Monday, August 17, 2015

Guzmán on Civil Rights in the Texas Borderlands

New from the University of Illinois Press: Civil Rights in the Texas Borderlands: Dr. Lawrence A. Nixon and Black Activism, by Will Guzmán (Florida A&M University/Carrie Meek-James Eaton Southeastern Regional Black Archives Research Center and Museum). A description from the Press:
Physician Lawrence A. Nixon fled the racial violence of central Texas to settle in the border town of El Paso. There he became a community and civil rights leader, working on integration and antilynching cases and cofounding the local NAACP chapter. In 1923, Nixon challenged the law that banned African Americans from voting in the Democratic primary. His victory in two subsequent Supreme Court decisions paved the way for dismantling all-white primaries across the South.

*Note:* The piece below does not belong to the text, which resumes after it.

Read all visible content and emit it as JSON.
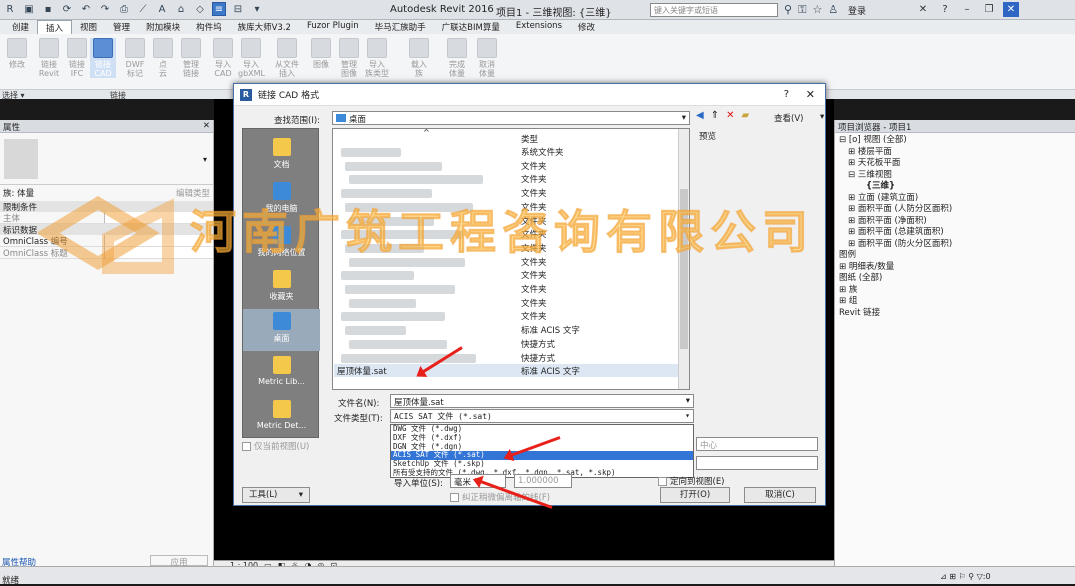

Will Guzmán delves into Nixon's lifelong, and mostly unknown, struggle against Jim Crow. Linking Nixon's successful activism to his independence from the white economy, support from the NAACP, and indefatigable courage, Guzmán places Nixon within the context of the larger historical narratives of his era. At the same time, he sheds light on Nixon's presence in both symbolic and literal borderlands--as an educated professional in a time when few went to college, as someone who made waves when most feared violent reprisal, and as an African American living on the mythical American frontier as well as an international boundary.
Enlightening and powerful, Civil Rights in the Texas Borderlands adds to the growing literature on African Americans in the Southwest while exploring a seldom-studied corner of the Black past and the civil rights movement.
More information is available here.